And if the choice for such a company is between a lawyer and a consultant, I would regard a compliance consultant as being more suitable for the role. This is because the best of these consultants will have rich experience in specific financial regulations and reporting. Therefore, compliance consultants should be capable of advising a start-up by making analysis of market demands and of the compliance challenges faced by its business model, and by helping the team to design business models that are compliant with regulation. At the same time, in the presence of new technologies, regulation is generally vague or incomplete. In the initial phase of the introduction of new technologies to a specific sector, new rules and opinions (rather than regulation) are promulgated everyday and both compliance consultants and lawyers need to continuously study to keep up with the latest developments. During these periods, consultants and lawyers may actually collaborate in creating start-ups themselves, rather than playing the role of navigators.
The Role of Venture Capital Investors for FinTech Start-ups
To understand the role of venture capital investment in start-ups, we first need to look at what these investors are doing. Many venture capital (VC) investors are trying to change the ways in which they are used to thinking and investing. An obvious change is that nowadays, VCs pay more attention to investment in tracks, which is to invest in an industry rather than certain start-ups in the industry that are believed to be profitable. For instance, some VC firms, such as Passion Capital and Anthemis, are renowned for their expertise in the FinTech sector. The start-ups selected by those VCs will not only benefit from the adequate financial support provided by the firms, but also by their good connections with governments, regulators and other stakeholders in the FinTech ecosystem. It is their comprehensive incubatory ability that makes investment from those types of VCs more attractive than others.

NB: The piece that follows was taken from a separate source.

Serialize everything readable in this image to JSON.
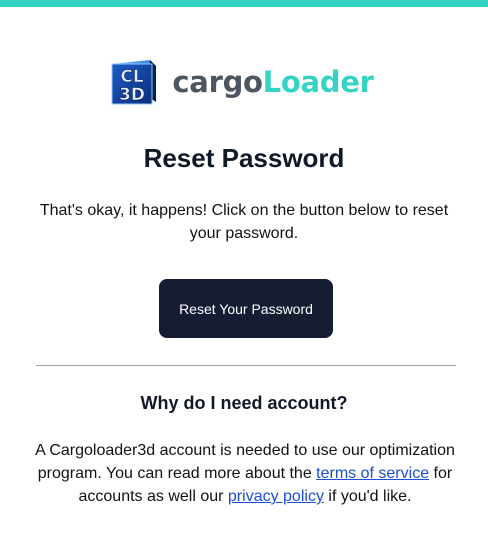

The Role of Consulting for FinTech Start-ups
In a sector like FinTech, external advisers and consultants play a decisive role for the success of a company. FinTech companies work in complex environments that require complementary expertise in different fields (eg FX, TMT, machine learning, or big data analytics). The consultant has the primary task of guiding the top management of a company in selecting the right team of experts to help that company bring their products and services to market. The consultant has a secondary task of identifying and helping to resolve any anomalies and weaknesses, and facing any threats the company can encounter. In this regard, consultants can provide advice by developing research and technical reports on the industry as a whole, or more specifically on the start-up’s major competitors. These reports give the company an insight into potential opportunities, and the pros and cons associated with them. For example, with the help of SWOT analysis, consultants can effectively advise the company in terms of its future direction and strategy layout. The company – especially in its early stage – can also benefit from the networks and reputation of the consultant and therefore quickly find its standing point in the industry.